▸ What you are asked to do
Among the entries below, how many lines hold "this"? Reply with the number only.

━━━

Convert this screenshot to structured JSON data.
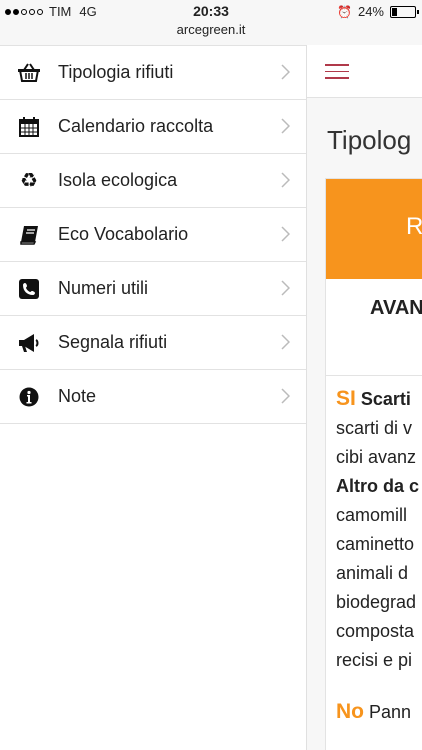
{
  "status": {
    "carrier": "TIM",
    "network": "4G",
    "time": "20:33",
    "battery": "24%",
    "battery_level": 0.24
  },
  "browser": {
    "url": "arcegreen.it"
  },
  "menu": {
    "items": [
      {
        "label": "Tipologia rifiuti",
        "icon": "basket-icon"
      },
      {
        "label": "Calendario raccolta",
        "icon": "calendar-icon"
      },
      {
        "label": "Isola ecologica",
        "icon": "recycle-icon"
      },
      {
        "label": "Eco Vocabolario",
        "icon": "book-icon"
      },
      {
        "label": "Numeri utili",
        "icon": "phone-icon"
      },
      {
        "label": "Segnala rifiuti",
        "icon": "megaphone-icon"
      },
      {
        "label": "Note",
        "icon": "info-icon"
      }
    ]
  },
  "main": {
    "title": "Tipolog",
    "card": {
      "header_letter": "R",
      "subtitle": "AVAN",
      "lines": {
        "si_label": "SI",
        "l1": "Scarti",
        "l2": "scarti di v",
        "l3": "cibi avanz",
        "l4": "Altro da c",
        "l5": "camomill",
        "l6": "caminetto",
        "l7": "animali d",
        "l8": "biodegrad",
        "l9": "composta",
        "l10": "recisi e pi",
        "no_label": "No",
        "l11": "Pann"
      }
    }
  },
  "colors": {
    "accent": "#f7941d",
    "hamburger": "#b0394a"
  }
}
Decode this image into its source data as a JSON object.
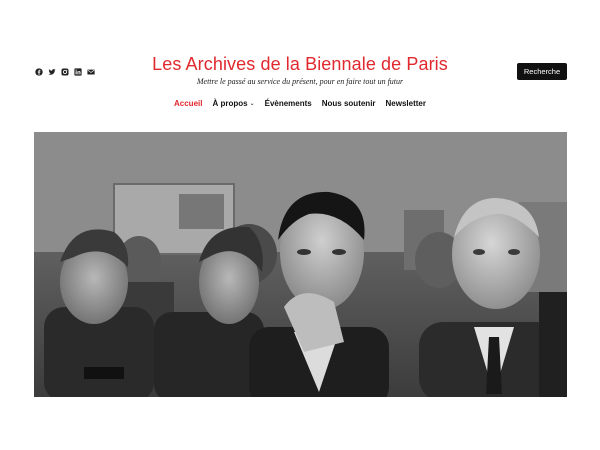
{
  "header": {
    "site_title": "Les Archives de la Biennale de Paris",
    "tagline": "Mettre le passé au service du présent, pour en faire tout un futur",
    "search_label": "Recherche"
  },
  "social": [
    "facebook-icon",
    "twitter-icon",
    "instagram-icon",
    "linkedin-icon",
    "email-icon"
  ],
  "nav": {
    "items": [
      {
        "label": "Accueil",
        "active": true
      },
      {
        "label": "À propos",
        "has_submenu": true
      },
      {
        "label": "Évènements"
      },
      {
        "label": "Nous soutenir"
      },
      {
        "label": "Newsletter"
      }
    ]
  },
  "colors": {
    "accent": "#e0282e",
    "button_bg": "#111111"
  },
  "hero": {
    "image": "black-and-white photograph of men at an exhibition"
  }
}
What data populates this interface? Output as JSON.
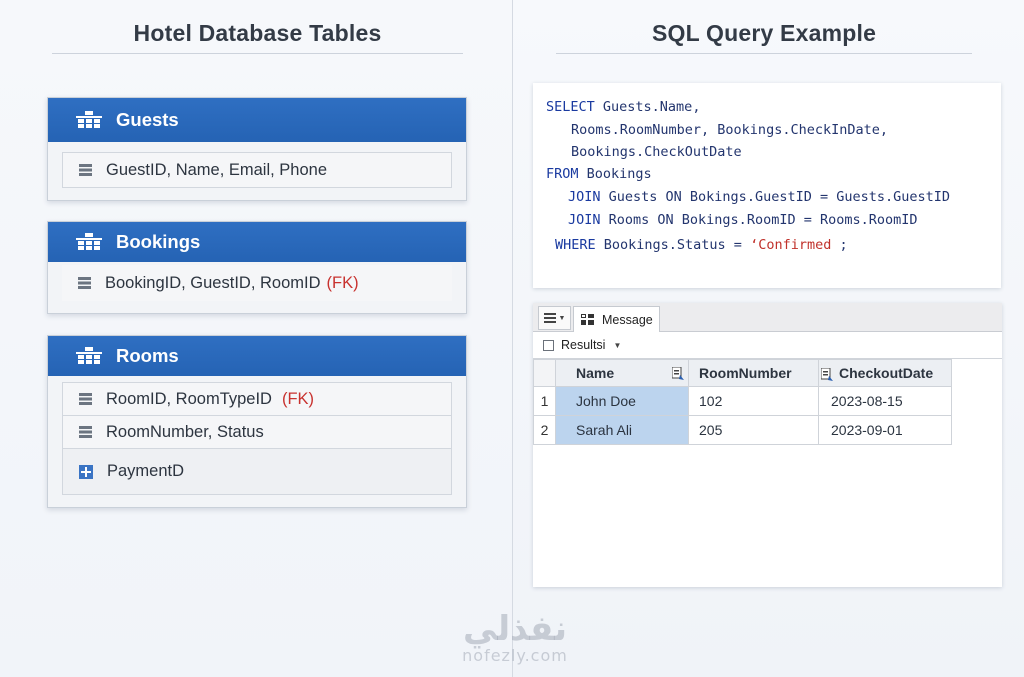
{
  "left_title": "Hotel Database Tables",
  "right_title": "SQL Query Example",
  "tables": [
    {
      "name": "Guests",
      "rows": [
        {
          "text": "GuestID, Name, Email, Phone",
          "fk": ""
        }
      ]
    },
    {
      "name": "Bookings",
      "rows": [
        {
          "text": "BookingID, GuestID, RoomID",
          "fk": "(FK)"
        }
      ]
    },
    {
      "name": "Rooms",
      "rows": [
        {
          "text": "RoomID, RoomTypeID",
          "fk": "(FK)"
        },
        {
          "text": "RoomNumber, Status",
          "fk": ""
        },
        {
          "text": "PaymentD",
          "fk": ""
        }
      ]
    }
  ],
  "sql": {
    "l1_kw": "SELECT",
    "l1_rest": " Guests.Name,",
    "l2": "Rooms.RoomNumber, Bookings.CheckInDate,",
    "l3": "Bookings.CheckOutDate",
    "l4_kw": "FROM",
    "l4_rest": " Bookings",
    "l5_kw": "JOIN",
    "l5_rest": " Guests ON Bokings.GuestID = Guests.GuestID",
    "l6_kw": "JOIN",
    "l6_rest": " Rooms ON Bokings.RoomID = Rooms.RoomID",
    "l7_kw": "WHERE",
    "l7_rest": " Bookings.Status = ",
    "l7_str": "‘Confirmed",
    "l7_end": " ;"
  },
  "results": {
    "message_tab": "Message",
    "results_label": "Resultsi",
    "columns": [
      "Name",
      "RoomNumber",
      "CheckoutDate"
    ],
    "rows": [
      {
        "idx": "1",
        "name": "John Doe",
        "room": "102",
        "date": "2023-08-15"
      },
      {
        "idx": "2",
        "name": "Sarah Ali",
        "room": "205",
        "date": "2023-09-01"
      }
    ]
  },
  "watermark": {
    "main": "نفذلي",
    "sub": "nofezly.com"
  },
  "colors": {
    "header_blue": "#2563b4",
    "fk_red": "#c8322f",
    "selection": "#bcd4ee"
  }
}
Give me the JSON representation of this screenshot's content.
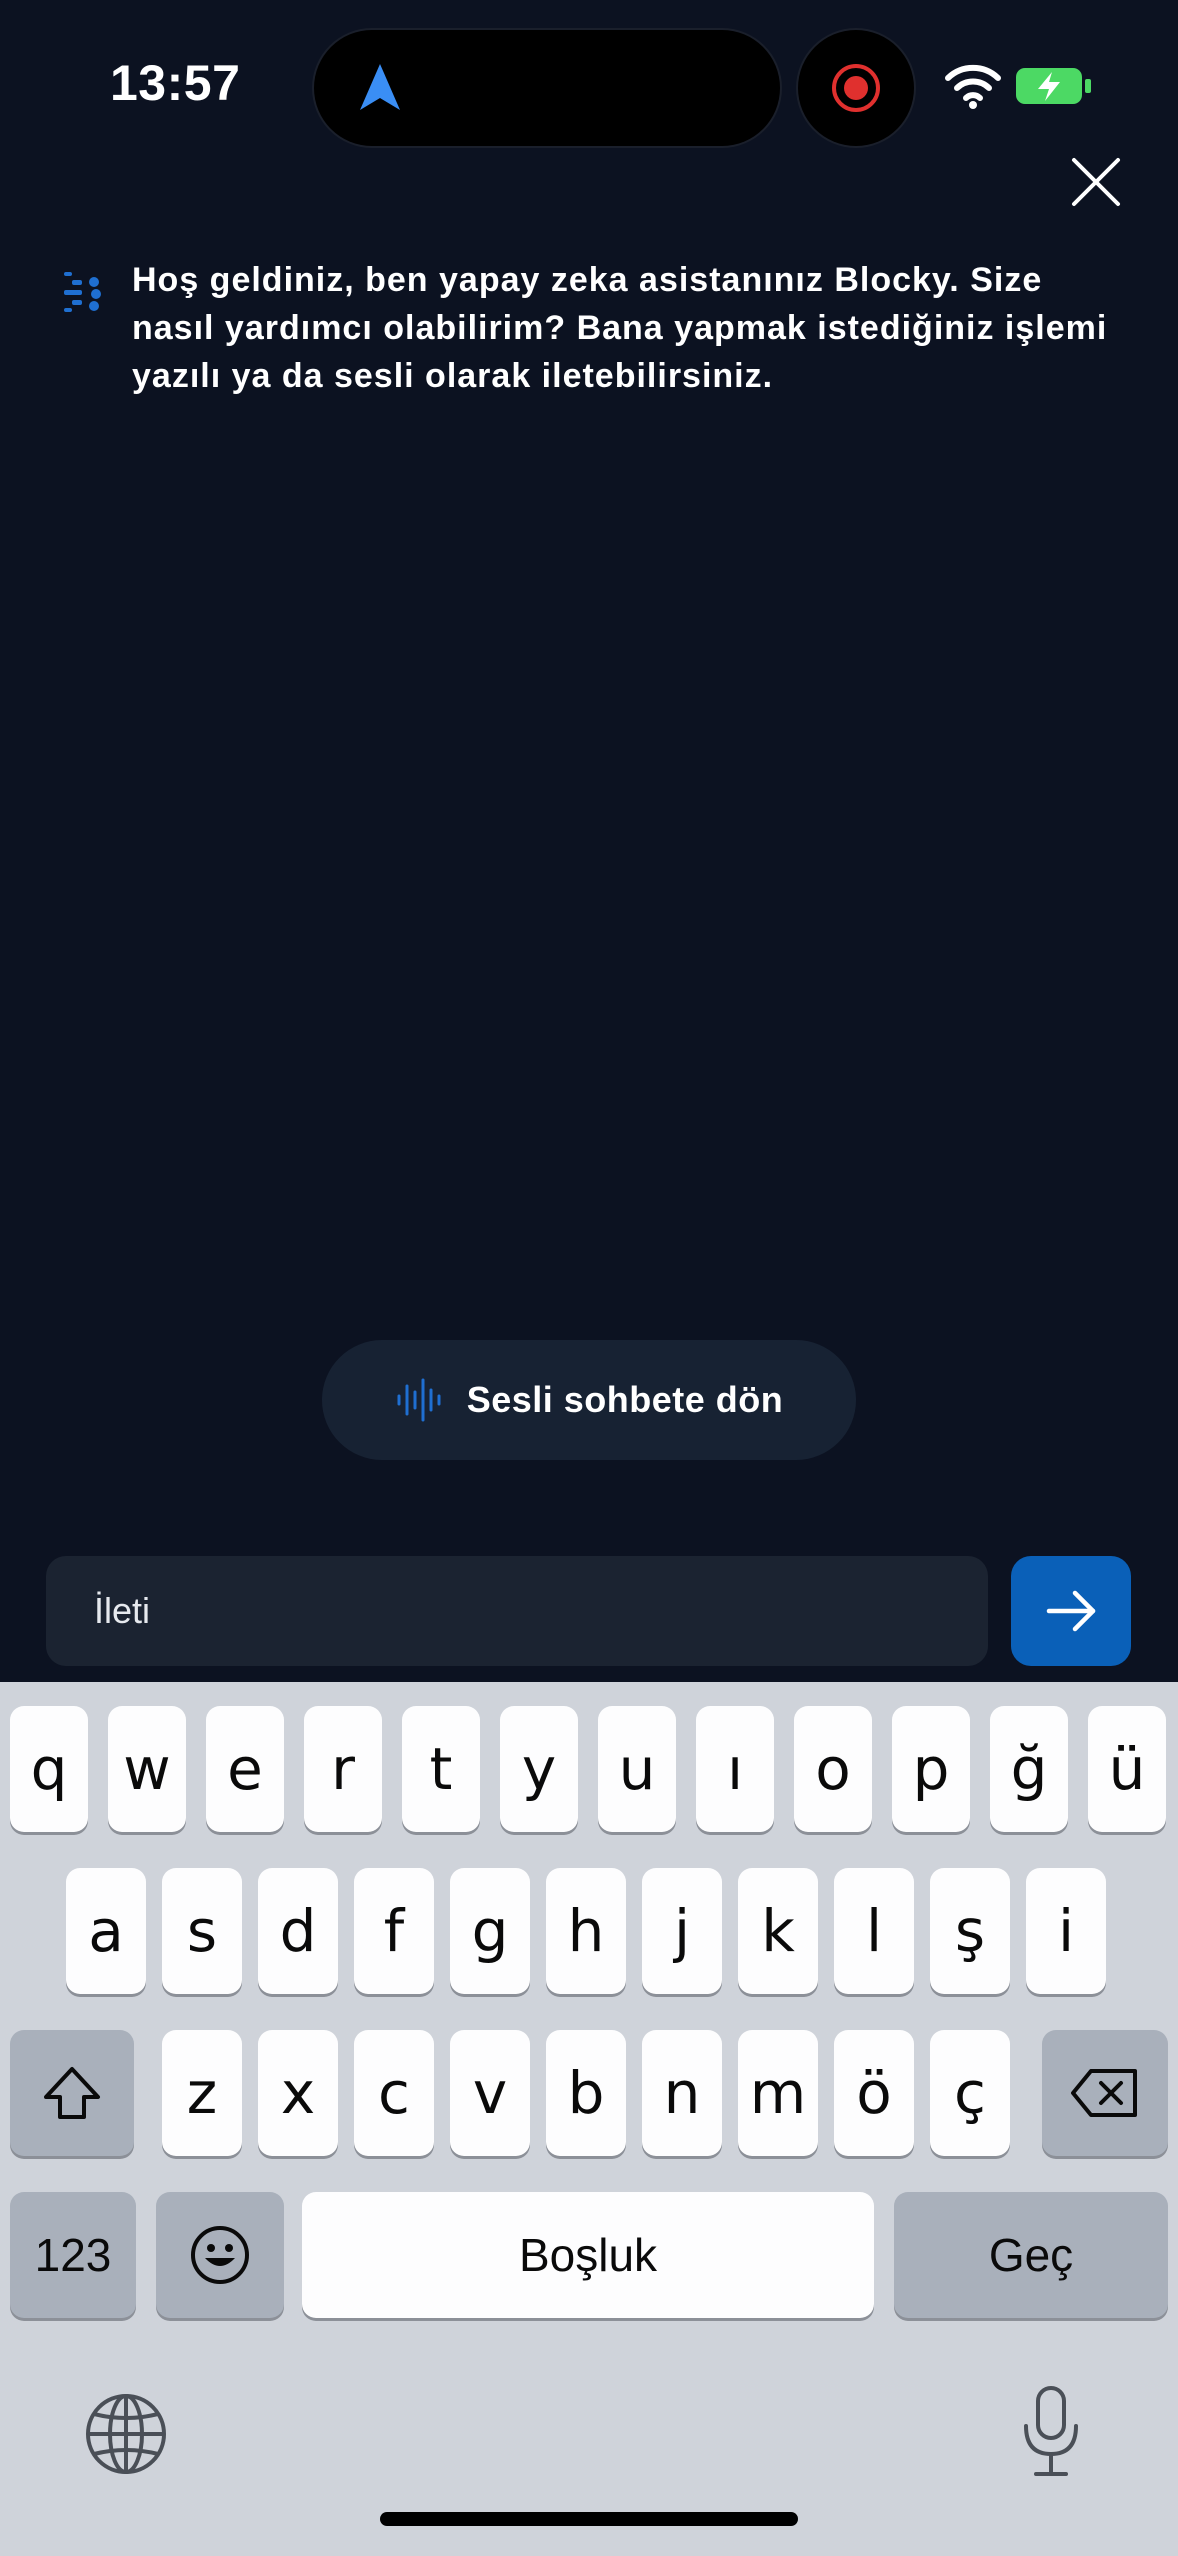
{
  "status_bar": {
    "time": "13:57"
  },
  "colors": {
    "background": "#0c1221",
    "accent": "#0a60b8",
    "pill": "#172233",
    "input": "#1b2331",
    "keyboard": "#cfd3da",
    "recording": "#e0302e",
    "battery": "#4cd964"
  },
  "icons": {
    "close": "close-icon",
    "send": "arrow-right-icon",
    "voice": "waveform-icon",
    "avatar": "blocky-logo-icon",
    "navigation": "navigation-arrow-icon",
    "recording": "record-icon"
  },
  "chat": {
    "assistant_message": "Hoş geldiniz, ben yapay zeka asistanınız Blocky. Size nasıl yardımcı olabilirim? Bana yapmak istediğiniz işlemi yazılı ya da sesli olarak iletebilirsiniz."
  },
  "voice_chat": {
    "label": "Sesli sohbete dön"
  },
  "composer": {
    "placeholder": "İleti"
  },
  "keyboard": {
    "row1": [
      "q",
      "w",
      "e",
      "r",
      "t",
      "y",
      "u",
      "ı",
      "o",
      "p",
      "ğ",
      "ü"
    ],
    "row2": [
      "a",
      "s",
      "d",
      "f",
      "g",
      "h",
      "j",
      "k",
      "l",
      "ş",
      "i"
    ],
    "row3": [
      "z",
      "x",
      "c",
      "v",
      "b",
      "n",
      "m",
      "ö",
      "ç"
    ],
    "numbers_label": "123",
    "space_label": "Boşluk",
    "return_label": "Geç"
  }
}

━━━

▸ Your solution
4